Minneapolis commits $420K to fight opioid crisis
The Minneapolis City Council has approved an additional $420,000 to fight the growing opioid crisis.
The most recent numbers from the Minnesota Department of Health showed between 2019 and 2021, annual opioid overdose deaths more than doubled statewide from 427 to 978.
Minneapolis intends to use the money on opioid prevention and education. The bulk of the grant money will go toward distribution and training with naloxone — also known by the brand name Narcan — a drug that can reverse the effect of an opioid overdose.
Randy Anderson runs the Bold North Recovery program and told 5 EYEWITNESS NEWS he has been clean for the past 18 years.
Anderson said Minneapolis spending more money on opioid prevention is good news and he would like to see naloxone more readily available to the public.
“I actually hope there’s more Narcan.
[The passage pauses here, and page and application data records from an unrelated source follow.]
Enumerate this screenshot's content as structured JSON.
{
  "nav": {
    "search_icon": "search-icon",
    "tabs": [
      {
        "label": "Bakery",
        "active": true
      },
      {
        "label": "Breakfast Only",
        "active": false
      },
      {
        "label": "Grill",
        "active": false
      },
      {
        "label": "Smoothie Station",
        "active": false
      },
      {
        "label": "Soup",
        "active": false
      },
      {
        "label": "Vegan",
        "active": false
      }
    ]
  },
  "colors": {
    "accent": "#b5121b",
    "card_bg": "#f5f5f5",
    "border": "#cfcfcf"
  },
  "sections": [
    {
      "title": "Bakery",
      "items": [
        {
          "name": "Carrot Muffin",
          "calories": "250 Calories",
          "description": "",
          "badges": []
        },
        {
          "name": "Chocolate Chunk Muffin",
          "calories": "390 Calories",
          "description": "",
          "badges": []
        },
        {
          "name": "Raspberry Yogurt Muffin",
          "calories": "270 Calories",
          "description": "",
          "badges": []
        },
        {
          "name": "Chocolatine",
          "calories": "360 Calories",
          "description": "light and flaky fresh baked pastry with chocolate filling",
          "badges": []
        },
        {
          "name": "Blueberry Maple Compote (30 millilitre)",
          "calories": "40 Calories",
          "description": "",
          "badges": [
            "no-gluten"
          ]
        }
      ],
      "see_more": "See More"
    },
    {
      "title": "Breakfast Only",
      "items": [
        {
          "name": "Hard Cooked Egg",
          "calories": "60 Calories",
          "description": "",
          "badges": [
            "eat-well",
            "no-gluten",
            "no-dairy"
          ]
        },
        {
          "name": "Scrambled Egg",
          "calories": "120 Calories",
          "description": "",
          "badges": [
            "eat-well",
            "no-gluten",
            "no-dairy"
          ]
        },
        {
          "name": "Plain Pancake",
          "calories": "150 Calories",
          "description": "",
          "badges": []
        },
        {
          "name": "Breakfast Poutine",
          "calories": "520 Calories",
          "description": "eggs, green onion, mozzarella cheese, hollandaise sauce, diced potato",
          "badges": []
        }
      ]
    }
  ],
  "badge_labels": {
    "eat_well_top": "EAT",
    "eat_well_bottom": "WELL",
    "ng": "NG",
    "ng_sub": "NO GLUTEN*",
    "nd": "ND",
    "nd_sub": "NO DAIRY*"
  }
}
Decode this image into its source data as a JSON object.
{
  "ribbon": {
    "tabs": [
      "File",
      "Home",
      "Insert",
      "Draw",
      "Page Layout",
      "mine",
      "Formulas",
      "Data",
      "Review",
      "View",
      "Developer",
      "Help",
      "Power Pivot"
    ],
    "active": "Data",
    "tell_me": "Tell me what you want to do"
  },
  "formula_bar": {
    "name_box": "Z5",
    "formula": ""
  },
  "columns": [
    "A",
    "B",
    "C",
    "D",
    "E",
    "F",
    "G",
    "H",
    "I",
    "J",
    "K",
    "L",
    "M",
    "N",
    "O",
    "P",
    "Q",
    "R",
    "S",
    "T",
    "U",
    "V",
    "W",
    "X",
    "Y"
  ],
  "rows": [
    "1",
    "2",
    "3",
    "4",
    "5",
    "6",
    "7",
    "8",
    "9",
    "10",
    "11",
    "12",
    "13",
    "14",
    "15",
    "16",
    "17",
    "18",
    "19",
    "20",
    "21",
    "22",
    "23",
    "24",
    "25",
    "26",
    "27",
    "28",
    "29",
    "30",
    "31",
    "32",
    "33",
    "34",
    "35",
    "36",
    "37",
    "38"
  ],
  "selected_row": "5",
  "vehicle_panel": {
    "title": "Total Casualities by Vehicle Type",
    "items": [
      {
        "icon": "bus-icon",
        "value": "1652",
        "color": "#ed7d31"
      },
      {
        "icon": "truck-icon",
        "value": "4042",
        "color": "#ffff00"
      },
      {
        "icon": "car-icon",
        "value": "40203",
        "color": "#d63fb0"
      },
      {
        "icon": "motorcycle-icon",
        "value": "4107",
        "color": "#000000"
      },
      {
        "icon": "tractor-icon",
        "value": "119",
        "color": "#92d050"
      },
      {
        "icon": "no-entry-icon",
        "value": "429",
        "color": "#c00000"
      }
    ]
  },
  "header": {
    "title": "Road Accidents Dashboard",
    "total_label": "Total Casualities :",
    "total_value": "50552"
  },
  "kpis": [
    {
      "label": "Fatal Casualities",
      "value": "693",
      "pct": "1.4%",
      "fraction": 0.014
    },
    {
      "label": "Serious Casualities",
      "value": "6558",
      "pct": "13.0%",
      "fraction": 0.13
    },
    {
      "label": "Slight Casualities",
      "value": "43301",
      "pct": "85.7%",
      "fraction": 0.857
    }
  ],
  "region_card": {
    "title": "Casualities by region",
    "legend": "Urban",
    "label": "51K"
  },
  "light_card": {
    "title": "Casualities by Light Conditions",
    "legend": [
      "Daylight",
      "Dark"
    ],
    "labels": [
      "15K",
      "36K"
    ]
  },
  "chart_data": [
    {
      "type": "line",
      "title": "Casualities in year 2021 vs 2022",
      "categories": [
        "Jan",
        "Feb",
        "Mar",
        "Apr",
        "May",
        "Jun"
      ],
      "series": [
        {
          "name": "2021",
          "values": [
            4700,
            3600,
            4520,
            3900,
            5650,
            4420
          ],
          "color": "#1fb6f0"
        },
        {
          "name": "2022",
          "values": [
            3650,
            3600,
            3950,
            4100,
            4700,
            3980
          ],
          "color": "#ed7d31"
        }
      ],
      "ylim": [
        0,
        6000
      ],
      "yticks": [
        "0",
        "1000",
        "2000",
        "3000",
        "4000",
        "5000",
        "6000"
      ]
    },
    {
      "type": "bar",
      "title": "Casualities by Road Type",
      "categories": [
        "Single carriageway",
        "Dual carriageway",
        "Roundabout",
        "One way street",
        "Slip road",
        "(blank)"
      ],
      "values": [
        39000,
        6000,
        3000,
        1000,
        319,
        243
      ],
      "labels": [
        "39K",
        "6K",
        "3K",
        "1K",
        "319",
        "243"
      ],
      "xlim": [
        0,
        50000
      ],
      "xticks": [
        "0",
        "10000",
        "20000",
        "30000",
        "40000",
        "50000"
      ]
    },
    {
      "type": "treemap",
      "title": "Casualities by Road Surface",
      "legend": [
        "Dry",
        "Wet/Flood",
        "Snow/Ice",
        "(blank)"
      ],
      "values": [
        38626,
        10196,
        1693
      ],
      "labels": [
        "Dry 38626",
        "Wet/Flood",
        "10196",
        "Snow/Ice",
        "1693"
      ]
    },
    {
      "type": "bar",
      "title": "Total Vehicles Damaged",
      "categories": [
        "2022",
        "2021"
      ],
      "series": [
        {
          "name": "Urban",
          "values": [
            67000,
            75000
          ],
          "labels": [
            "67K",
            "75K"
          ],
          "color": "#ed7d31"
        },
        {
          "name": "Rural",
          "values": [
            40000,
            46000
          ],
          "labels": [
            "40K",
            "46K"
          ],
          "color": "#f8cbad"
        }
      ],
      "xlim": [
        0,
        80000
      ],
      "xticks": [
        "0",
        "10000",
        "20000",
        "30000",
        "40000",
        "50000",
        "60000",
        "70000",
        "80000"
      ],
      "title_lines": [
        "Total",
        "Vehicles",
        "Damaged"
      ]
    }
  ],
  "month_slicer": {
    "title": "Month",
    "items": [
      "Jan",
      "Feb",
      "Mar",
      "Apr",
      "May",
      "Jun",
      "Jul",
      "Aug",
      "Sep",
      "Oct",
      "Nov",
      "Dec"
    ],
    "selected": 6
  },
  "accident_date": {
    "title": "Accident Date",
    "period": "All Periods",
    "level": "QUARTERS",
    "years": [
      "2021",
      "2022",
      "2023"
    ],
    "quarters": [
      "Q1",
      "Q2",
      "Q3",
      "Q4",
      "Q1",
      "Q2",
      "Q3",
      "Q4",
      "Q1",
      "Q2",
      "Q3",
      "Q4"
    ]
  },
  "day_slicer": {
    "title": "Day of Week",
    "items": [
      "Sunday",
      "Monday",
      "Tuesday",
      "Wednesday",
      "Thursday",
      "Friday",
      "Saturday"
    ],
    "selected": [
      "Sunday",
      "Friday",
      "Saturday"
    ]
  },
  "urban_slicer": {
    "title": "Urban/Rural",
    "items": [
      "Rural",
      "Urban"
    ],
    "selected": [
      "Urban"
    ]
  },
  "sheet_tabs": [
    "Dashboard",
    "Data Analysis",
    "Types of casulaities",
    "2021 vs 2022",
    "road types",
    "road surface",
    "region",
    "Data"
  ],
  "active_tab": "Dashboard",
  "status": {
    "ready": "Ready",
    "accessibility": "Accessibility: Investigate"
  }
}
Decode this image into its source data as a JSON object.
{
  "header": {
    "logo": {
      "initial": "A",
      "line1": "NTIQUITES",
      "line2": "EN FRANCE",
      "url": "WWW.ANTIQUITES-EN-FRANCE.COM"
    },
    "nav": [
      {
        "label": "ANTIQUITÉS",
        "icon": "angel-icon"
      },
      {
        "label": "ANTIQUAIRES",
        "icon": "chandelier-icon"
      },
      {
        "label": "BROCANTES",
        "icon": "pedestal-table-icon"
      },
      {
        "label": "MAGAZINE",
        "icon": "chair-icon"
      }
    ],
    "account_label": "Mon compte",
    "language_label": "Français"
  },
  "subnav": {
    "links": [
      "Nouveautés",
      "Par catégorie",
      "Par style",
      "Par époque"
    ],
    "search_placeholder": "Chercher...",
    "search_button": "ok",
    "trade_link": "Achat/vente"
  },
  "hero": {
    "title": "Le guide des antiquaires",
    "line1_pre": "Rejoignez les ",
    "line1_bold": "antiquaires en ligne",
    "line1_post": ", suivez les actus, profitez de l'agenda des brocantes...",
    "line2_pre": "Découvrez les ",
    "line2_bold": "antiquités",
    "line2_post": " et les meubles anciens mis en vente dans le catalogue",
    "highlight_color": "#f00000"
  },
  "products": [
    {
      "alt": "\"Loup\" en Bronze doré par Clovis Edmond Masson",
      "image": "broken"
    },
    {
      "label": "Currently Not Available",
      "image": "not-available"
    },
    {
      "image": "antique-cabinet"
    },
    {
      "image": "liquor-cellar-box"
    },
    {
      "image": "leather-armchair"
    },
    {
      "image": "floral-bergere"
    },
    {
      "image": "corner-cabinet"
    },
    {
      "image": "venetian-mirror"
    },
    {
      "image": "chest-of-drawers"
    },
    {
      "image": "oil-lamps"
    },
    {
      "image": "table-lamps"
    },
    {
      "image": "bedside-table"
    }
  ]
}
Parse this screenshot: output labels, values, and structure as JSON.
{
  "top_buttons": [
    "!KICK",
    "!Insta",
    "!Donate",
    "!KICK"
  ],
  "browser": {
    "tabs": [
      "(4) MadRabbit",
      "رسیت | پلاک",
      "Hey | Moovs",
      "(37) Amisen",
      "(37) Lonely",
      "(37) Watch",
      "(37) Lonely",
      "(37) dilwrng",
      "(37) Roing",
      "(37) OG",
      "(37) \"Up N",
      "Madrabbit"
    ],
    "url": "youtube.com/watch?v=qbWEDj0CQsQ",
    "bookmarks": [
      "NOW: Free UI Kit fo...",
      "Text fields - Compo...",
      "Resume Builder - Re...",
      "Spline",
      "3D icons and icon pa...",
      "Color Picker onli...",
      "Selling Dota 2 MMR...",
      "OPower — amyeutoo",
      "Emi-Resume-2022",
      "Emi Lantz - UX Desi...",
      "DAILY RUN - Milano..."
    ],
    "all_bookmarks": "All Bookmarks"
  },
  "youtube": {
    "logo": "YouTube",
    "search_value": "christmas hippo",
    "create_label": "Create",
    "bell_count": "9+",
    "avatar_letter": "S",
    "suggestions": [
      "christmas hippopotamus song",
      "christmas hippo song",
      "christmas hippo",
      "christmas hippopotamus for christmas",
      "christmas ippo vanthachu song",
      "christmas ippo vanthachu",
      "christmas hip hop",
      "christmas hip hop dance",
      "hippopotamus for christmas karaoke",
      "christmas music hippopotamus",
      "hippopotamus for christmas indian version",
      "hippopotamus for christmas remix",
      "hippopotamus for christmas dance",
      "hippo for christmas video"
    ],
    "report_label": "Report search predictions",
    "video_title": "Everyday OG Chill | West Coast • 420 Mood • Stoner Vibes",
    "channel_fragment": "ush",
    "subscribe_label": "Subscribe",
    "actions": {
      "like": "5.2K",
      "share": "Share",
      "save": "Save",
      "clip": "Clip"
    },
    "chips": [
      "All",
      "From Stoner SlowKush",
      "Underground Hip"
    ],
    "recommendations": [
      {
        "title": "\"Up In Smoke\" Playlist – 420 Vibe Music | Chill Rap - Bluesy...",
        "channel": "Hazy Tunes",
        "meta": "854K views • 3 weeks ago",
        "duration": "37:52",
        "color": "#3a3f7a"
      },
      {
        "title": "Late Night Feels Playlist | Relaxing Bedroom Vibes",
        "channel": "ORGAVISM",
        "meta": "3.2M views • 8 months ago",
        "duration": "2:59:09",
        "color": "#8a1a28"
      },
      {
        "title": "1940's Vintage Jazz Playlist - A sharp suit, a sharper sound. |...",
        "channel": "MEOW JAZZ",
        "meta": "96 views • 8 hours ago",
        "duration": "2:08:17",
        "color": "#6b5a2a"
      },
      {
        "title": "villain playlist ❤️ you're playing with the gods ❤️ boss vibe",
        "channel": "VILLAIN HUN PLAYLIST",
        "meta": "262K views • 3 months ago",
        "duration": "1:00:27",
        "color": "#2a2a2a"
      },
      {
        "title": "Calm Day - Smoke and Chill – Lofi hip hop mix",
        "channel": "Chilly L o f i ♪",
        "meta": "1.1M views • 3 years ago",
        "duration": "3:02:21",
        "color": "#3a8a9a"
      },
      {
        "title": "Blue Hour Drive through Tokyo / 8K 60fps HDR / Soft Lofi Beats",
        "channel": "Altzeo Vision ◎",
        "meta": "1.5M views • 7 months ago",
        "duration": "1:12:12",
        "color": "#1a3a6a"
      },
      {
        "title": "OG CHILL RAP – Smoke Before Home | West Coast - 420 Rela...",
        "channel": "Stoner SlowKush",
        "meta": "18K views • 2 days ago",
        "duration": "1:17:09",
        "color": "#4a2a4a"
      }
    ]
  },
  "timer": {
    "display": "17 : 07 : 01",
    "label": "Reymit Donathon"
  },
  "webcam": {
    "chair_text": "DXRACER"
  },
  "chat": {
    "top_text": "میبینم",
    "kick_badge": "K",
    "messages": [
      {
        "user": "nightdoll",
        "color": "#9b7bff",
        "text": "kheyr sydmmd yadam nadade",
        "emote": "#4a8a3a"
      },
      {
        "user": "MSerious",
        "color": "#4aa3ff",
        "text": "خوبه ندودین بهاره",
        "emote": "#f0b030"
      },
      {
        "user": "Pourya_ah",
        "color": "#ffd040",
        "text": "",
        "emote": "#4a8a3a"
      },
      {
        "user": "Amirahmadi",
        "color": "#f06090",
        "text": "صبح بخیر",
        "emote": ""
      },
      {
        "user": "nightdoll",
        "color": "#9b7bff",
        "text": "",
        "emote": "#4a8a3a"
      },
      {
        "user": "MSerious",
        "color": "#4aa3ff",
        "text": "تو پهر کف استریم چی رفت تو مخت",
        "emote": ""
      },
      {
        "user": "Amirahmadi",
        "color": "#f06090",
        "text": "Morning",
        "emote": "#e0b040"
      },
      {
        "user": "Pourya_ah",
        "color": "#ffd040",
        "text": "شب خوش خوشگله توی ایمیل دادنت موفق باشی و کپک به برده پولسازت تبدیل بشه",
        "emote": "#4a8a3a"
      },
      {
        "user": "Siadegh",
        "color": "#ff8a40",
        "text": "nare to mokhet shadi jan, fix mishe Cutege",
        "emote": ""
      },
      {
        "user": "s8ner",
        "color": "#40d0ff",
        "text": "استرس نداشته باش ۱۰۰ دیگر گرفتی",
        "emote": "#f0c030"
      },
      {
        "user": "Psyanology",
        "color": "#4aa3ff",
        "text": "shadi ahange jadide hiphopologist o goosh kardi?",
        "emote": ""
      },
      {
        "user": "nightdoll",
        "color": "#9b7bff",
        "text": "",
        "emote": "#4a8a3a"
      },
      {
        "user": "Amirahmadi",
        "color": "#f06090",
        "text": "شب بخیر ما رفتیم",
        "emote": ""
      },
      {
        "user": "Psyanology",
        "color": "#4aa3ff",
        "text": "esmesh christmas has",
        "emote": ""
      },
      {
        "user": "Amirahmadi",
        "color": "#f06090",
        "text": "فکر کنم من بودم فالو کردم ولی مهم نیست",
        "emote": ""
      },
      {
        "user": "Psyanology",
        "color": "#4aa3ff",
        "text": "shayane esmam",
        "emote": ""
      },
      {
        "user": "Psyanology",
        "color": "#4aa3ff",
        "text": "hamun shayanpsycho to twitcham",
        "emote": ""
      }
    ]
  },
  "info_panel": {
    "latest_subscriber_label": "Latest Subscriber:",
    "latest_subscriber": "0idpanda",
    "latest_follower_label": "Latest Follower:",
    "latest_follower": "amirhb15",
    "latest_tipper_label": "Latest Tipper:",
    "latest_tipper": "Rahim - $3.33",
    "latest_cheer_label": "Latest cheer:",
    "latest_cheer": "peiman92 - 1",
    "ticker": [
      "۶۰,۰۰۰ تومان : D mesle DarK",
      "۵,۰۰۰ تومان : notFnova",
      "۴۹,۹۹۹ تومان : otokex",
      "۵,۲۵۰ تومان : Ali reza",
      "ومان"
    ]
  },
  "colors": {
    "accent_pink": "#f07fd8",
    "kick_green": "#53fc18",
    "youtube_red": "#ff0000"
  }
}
I had actually talked to the city of Minneapolis Public Health Department about putting naloxone boxes in public buildings. Like, every public building. Wherever there is an AED machine, we should have a naloxone box,” said Anderson.
At the state Capitol, Rep. Dave Baker, R-Willmar, expressed similar sentiments when testifying before his colleagues in a House committee hearing in late January.
“This year, I put up a naloxone box outside my office. So if anybody ever hears of anything up here, somebody’s unconscious, just know there’s a nasal dispensary outside of my office,” Baker said. “We need to have these in all the schools around the state. We need to have these in more government buildings. We need to have them everywhere just like the AED dispensaries that we have around. This needs to be the next thing we do because this medicine is life-saving.”